Will you output the entries below exactly, skipping every image they contain?

Data for analysis:
◇ ◇ ◇

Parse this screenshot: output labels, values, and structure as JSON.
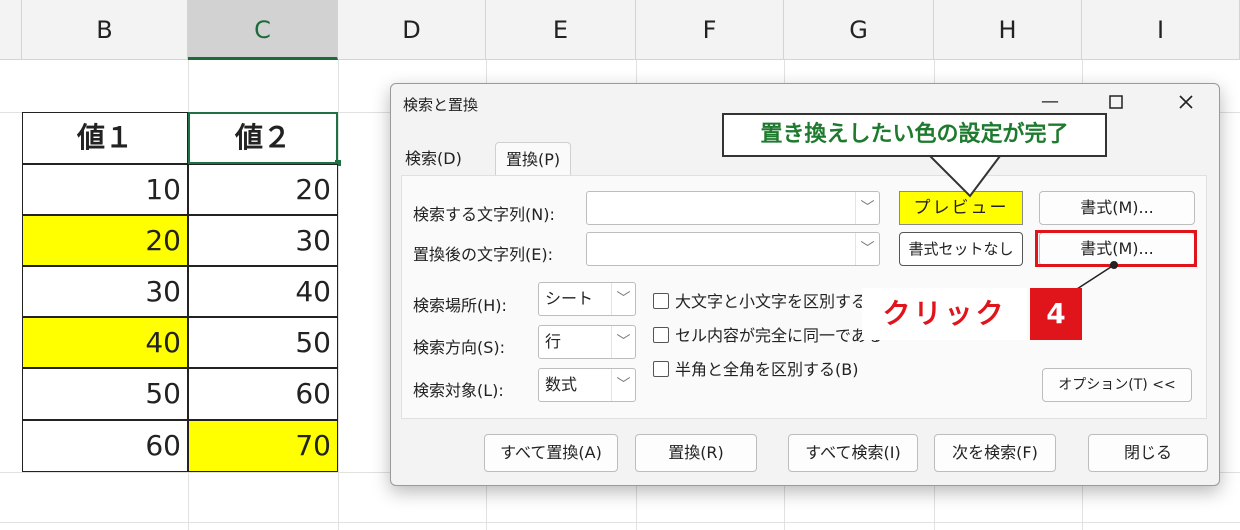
{
  "columns": [
    "B",
    "C",
    "D",
    "E",
    "F",
    "G",
    "H",
    "I"
  ],
  "table": {
    "headers": [
      "値１",
      "値２"
    ],
    "rows": [
      {
        "b": "10",
        "c": "20"
      },
      {
        "b": "20",
        "c": "30"
      },
      {
        "b": "30",
        "c": "40"
      },
      {
        "b": "40",
        "c": "50"
      },
      {
        "b": "50",
        "c": "60"
      },
      {
        "b": "60",
        "c": "70"
      }
    ],
    "highlight_color": "#ffff00"
  },
  "dialog": {
    "title": "検索と置換",
    "tabs": [
      "検索(D)",
      "置換(P)"
    ],
    "find_label": "検索する文字列(N):",
    "replace_label": "置換後の文字列(E):",
    "preview_text": "プレビュー",
    "no_format_text": "書式セットなし",
    "format_button": "書式(M)...",
    "within_label": "検索場所(H):",
    "within_value": "シート",
    "search_label": "検索方向(S):",
    "search_value": "行",
    "lookin_label": "検索対象(L):",
    "lookin_value": "数式",
    "match_case": "大文字と小文字を区別する",
    "match_entire": "セル内容が完全に同一である",
    "match_width": "半角と全角を区別する(B)",
    "options_button": "オプション(T) <<",
    "buttons": {
      "replace_all": "すべて置換(A)",
      "replace": "置換(R)",
      "find_all": "すべて検索(I)",
      "find_next": "次を検索(F)",
      "close": "閉じる"
    }
  },
  "annotations": {
    "callout": "置き換えしたい色の設定が完了",
    "click": "クリック",
    "step": "4"
  }
}
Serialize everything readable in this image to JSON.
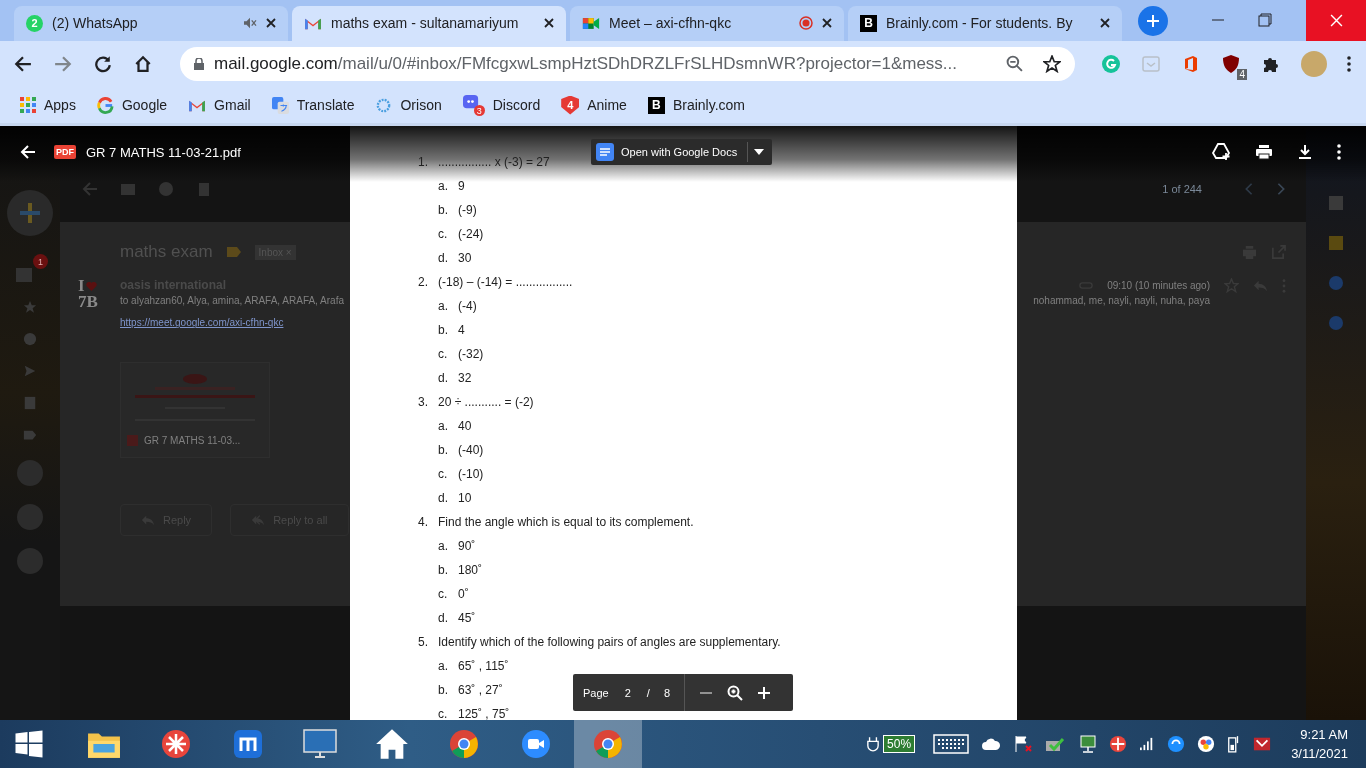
{
  "browser": {
    "tabs": [
      {
        "kind": "whatsapp",
        "favicon_badge": "2",
        "title": "(2) WhatsApp",
        "selected": false,
        "muted": true,
        "recording": false
      },
      {
        "kind": "gmail",
        "title": "maths exam - sultanamariyum",
        "selected": true,
        "muted": false,
        "recording": false
      },
      {
        "kind": "meet",
        "title": "Meet – axi-cfhn-qkc",
        "selected": false,
        "muted": false,
        "recording": true
      },
      {
        "kind": "brainly",
        "favicon_text": "B",
        "title": "Brainly.com - For students. By",
        "selected": false,
        "muted": false,
        "recording": false
      }
    ],
    "address": {
      "host": "mail.google.com",
      "path": "/mail/u/0/#inbox/FMfcgxwLsmpHztSDhDRZLFrSLHDsmnWR?projector=1&mess..."
    },
    "extension_badge": "4",
    "bookmarks": [
      {
        "kind": "apps",
        "label": "Apps"
      },
      {
        "kind": "google",
        "label": "Google"
      },
      {
        "kind": "gmail",
        "label": "Gmail"
      },
      {
        "kind": "translate",
        "label": "Translate"
      },
      {
        "kind": "orison",
        "label": "Orison"
      },
      {
        "kind": "discord",
        "label": "Discord",
        "badge": "3"
      },
      {
        "kind": "anime",
        "label": "Anime",
        "icon_text": "4"
      },
      {
        "kind": "brainly",
        "label": "Brainly.com",
        "icon_text": "B"
      }
    ]
  },
  "gmail": {
    "pagination": "1 of 244",
    "unread_badge": "1",
    "subject": "maths exam",
    "label": "Inbox",
    "label_remove": "×",
    "sender_logo": {
      "line_1": "I",
      "line_2": "7B"
    },
    "sender": "oasis international",
    "recipients": "to alyahzan60, Alya, amina, ARAFA, ARAFA, Arafa",
    "recipients_end": "nohammad, me, nayli, nayli, nuha, paya",
    "time": "09:10 (10 minutes ago)",
    "link": "https://meet.google.com/axi-cfhn-qkc",
    "attachment": "GR 7 MATHS 11-03...",
    "actions": [
      "Reply",
      "Reply to all"
    ]
  },
  "pdf_viewer": {
    "file_badge": "PDF",
    "title": "GR 7 MATHS 11-03-21.pdf",
    "open_with": "Open with Google Docs",
    "questions": [
      {
        "number": "1.",
        "text": "................ x (-3) = 27",
        "options": [
          {
            "letter": "a.",
            "text": "9"
          },
          {
            "letter": "b.",
            "text": "(-9)"
          },
          {
            "letter": "c.",
            "text": "(-24)"
          },
          {
            "letter": "d.",
            "text": "30"
          }
        ]
      },
      {
        "number": "2.",
        "text": "(-18) – (-14) = .................",
        "options": [
          {
            "letter": "a.",
            "text": "(-4)"
          },
          {
            "letter": "b.",
            "text": "4"
          },
          {
            "letter": "c.",
            "text": "(-32)"
          },
          {
            "letter": "d.",
            "text": "32"
          }
        ]
      },
      {
        "number": "3.",
        "text": "20 ÷ ........... = (-2)",
        "options": [
          {
            "letter": "a.",
            "text": "40"
          },
          {
            "letter": "b.",
            "text": "(-40)"
          },
          {
            "letter": "c.",
            "text": "(-10)"
          },
          {
            "letter": "d.",
            "text": "10"
          }
        ]
      },
      {
        "number": "4.",
        "text": "Find the angle which is equal to its complement.",
        "options": [
          {
            "letter": "a.",
            "text": "90˚"
          },
          {
            "letter": "b.",
            "text": "180˚"
          },
          {
            "letter": "c.",
            "text": "0˚"
          },
          {
            "letter": "d.",
            "text": "45˚"
          }
        ]
      },
      {
        "number": "5.",
        "text": "Identify which of the following pairs of angles are supplementary.",
        "options": [
          {
            "letter": "a.",
            "text": "65˚ , 115˚"
          },
          {
            "letter": "b.",
            "text": "63˚ , 27˚"
          },
          {
            "letter": "c.",
            "text": "125˚ , 75˚"
          }
        ]
      }
    ],
    "page_label": "Page",
    "page": "2",
    "page_separator": "/",
    "page_count": "8"
  },
  "taskbar": {
    "apps": [
      {
        "kind": "explorer",
        "selected": false
      },
      {
        "kind": "red-app",
        "selected": false
      },
      {
        "kind": "maxthon",
        "selected": false
      },
      {
        "kind": "monitor",
        "selected": false
      },
      {
        "kind": "home",
        "selected": false
      },
      {
        "kind": "chrome",
        "selected": false
      },
      {
        "kind": "zoom",
        "selected": false
      },
      {
        "kind": "chrome",
        "selected": true
      }
    ],
    "battery": "50%",
    "time": "9:21 AM",
    "date": "3/11/2021"
  }
}
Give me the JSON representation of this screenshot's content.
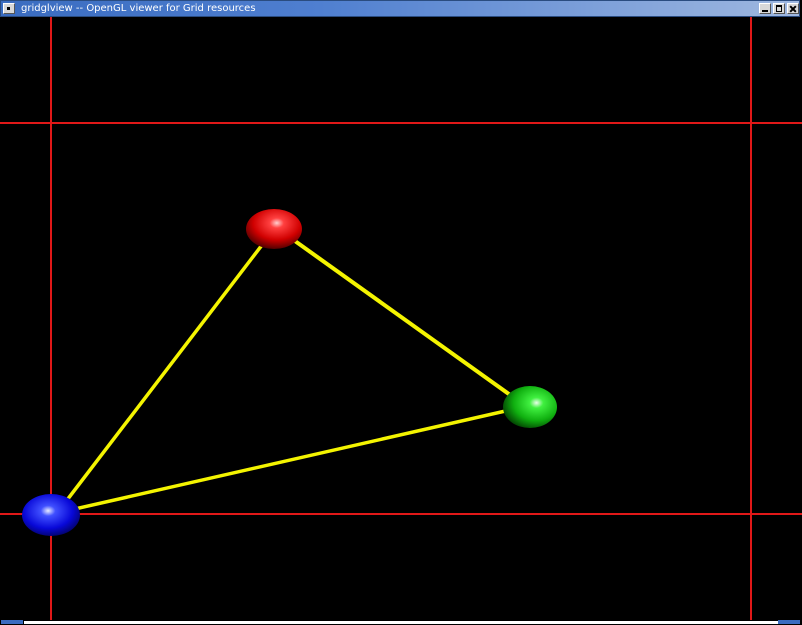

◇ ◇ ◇

Answer box:
Parse this screenshot: output labels, values, and structure as JSON.
{
  "columns": [
    "B",
    "C",
    "D",
    "E",
    "F",
    "G",
    "H",
    "I"
  ],
  "table": {
    "headers": [
      "値１",
      "値２"
    ],
    "rows": [
      {
        "b": "10",
        "c": "20"
      },
      {
        "b": "20",
        "c": "30"
      },
      {
        "b": "30",
        "c": "40"
      },
      {
        "b": "40",
        "c": "50"
      },
      {
        "b": "50",
        "c": "60"
      },
      {
        "b": "60",
        "c": "70"
      }
    ],
    "highlight_color": "#ffff00"
  },
  "dialog": {
    "title": "検索と置換",
    "tabs": [
      "検索(D)",
      "置換(P)"
    ],
    "find_label": "検索する文字列(N):",
    "replace_label": "置換後の文字列(E):",
    "preview_text": "プレビュー",
    "no_format_text": "書式セットなし",
    "format_button": "書式(M)...",
    "within_label": "検索場所(H):",
    "within_value": "シート",
    "search_label": "検索方向(S):",
    "search_value": "行",
    "lookin_label": "検索対象(L):",
    "lookin_value": "数式",
    "match_case": "大文字と小文字を区別する",
    "match_entire": "セル内容が完全に同一である",
    "match_width": "半角と全角を区別する(B)",
    "options_button": "オプション(T) <<",
    "buttons": {
      "replace_all": "すべて置換(A)",
      "replace": "置換(R)",
      "find_all": "すべて検索(I)",
      "find_next": "次を検索(F)",
      "close": "閉じる"
    }
  },
  "annotations": {
    "callout": "置き換えしたい色の設定が完了",
    "click": "クリック",
    "step": "4"
  }
}
Serialize everything readable in this image to JSON.
{
  "browser": {
    "tabs": [
      {
        "kind": "whatsapp",
        "favicon_badge": "2",
        "title": "(2) WhatsApp",
        "selected": false,
        "muted": true,
        "recording": false
      },
      {
        "kind": "gmail",
        "title": "maths exam - sultanamariyum",
        "selected": true,
        "muted": false,
        "recording": false
      },
      {
        "kind": "meet",
        "title": "Meet – axi-cfhn-qkc",
        "selected": false,
        "muted": false,
        "recording": true
      },
      {
        "kind": "brainly",
        "favicon_text": "B",
        "title": "Brainly.com - For students. By",
        "selected": false,
        "muted": false,
        "recording": false
      }
    ],
    "address": {
      "host": "mail.google.com",
      "path": "/mail/u/0/#inbox/FMfcgxwLsmpHztSDhDRZLFrSLHDsmnWR?projector=1&mess..."
    },
    "extension_badge": "4",
    "bookmarks": [
      {
        "kind": "apps",
        "label": "Apps"
      },
      {
        "kind": "google",
        "label": "Google"
      },
      {
        "kind": "gmail",
        "label": "Gmail"
      },
      {
        "kind": "translate",
        "label": "Translate"
      },
      {
        "kind": "orison",
        "label": "Orison"
      },
      {
        "kind": "discord",
        "label": "Discord",
        "badge": "3"
      },
      {
        "kind": "anime",
        "label": "Anime",
        "icon_text": "4"
      },
      {
        "kind": "brainly",
        "label": "Brainly.com",
        "icon_text": "B"
      }
    ]
  },
  "gmail": {
    "pagination": "1 of 244",
    "unread_badge": "1",
    "subject": "maths exam",
    "label": "Inbox",
    "label_remove": "×",
    "sender_logo": {
      "line_1": "I",
      "line_2": "7B"
    },
    "sender": "oasis international",
    "recipients": "to alyahzan60, Alya, amina, ARAFA, ARAFA, Arafa",
    "recipients_end": "nohammad, me, nayli, nayli, nuha, paya",
    "time": "09:10 (10 minutes ago)",
    "link": "https://meet.google.com/axi-cfhn-qkc",
    "attachment": "GR 7 MATHS 11-03...",
    "actions": [
      "Reply",
      "Reply to all"
    ]
  },
  "pdf_viewer": {
    "file_badge": "PDF",
    "title": "GR 7 MATHS 11-03-21.pdf",
    "open_with": "Open with Google Docs",
    "questions": [
      {
        "number": "1.",
        "text": "................ x (-3) = 27",
        "options": [
          {
            "letter": "a.",
            "text": "9"
          },
          {
            "letter": "b.",
            "text": "(-9)"
          },
          {
            "letter": "c.",
            "text": "(-24)"
          },
          {
            "letter": "d.",
            "text": "30"
          }
        ]
      },
      {
        "number": "2.",
        "text": "(-18) – (-14) = .................",
        "options": [
          {
            "letter": "a.",
            "text": "(-4)"
          },
          {
            "letter": "b.",
            "text": "4"
          },
          {
            "letter": "c.",
            "text": "(-32)"
          },
          {
            "letter": "d.",
            "text": "32"
          }
        ]
      },
      {
        "number": "3.",
        "text": "20 ÷ ........... = (-2)",
        "options": [
          {
            "letter": "a.",
            "text": "40"
          },
          {
            "letter": "b.",
            "text": "(-40)"
          },
          {
            "letter": "c.",
            "text": "(-10)"
          },
          {
            "letter": "d.",
            "text": "10"
          }
        ]
      },
      {
        "number": "4.",
        "text": "Find the angle which is equal to its complement.",
        "options": [
          {
            "letter": "a.",
            "text": "90˚"
          },
          {
            "letter": "b.",
            "text": "180˚"
          },
          {
            "letter": "c.",
            "text": "0˚"
          },
          {
            "letter": "d.",
            "text": "45˚"
          }
        ]
      },
      {
        "number": "5.",
        "text": "Identify which of the following pairs of angles are supplementary.",
        "options": [
          {
            "letter": "a.",
            "text": "65˚ , 115˚"
          },
          {
            "letter": "b.",
            "text": "63˚ , 27˚"
          },
          {
            "letter": "c.",
            "text": "125˚ , 75˚"
          }
        ]
      }
    ],
    "page_label": "Page",
    "page": "2",
    "page_separator": "/",
    "page_count": "8"
  },
  "taskbar": {
    "apps": [
      {
        "kind": "explorer",
        "selected": false
      },
      {
        "kind": "red-app",
        "selected": false
      },
      {
        "kind": "maxthon",
        "selected": false
      },
      {
        "kind": "monitor",
        "selected": false
      },
      {
        "kind": "home",
        "selected": false
      },
      {
        "kind": "chrome",
        "selected": false
      },
      {
        "kind": "zoom",
        "selected": false
      },
      {
        "kind": "chrome",
        "selected": true
      }
    ],
    "battery": "50%",
    "time": "9:21 AM",
    "date": "3/11/2021"
  }
}
Give me the JSON representation of this screenshot's content.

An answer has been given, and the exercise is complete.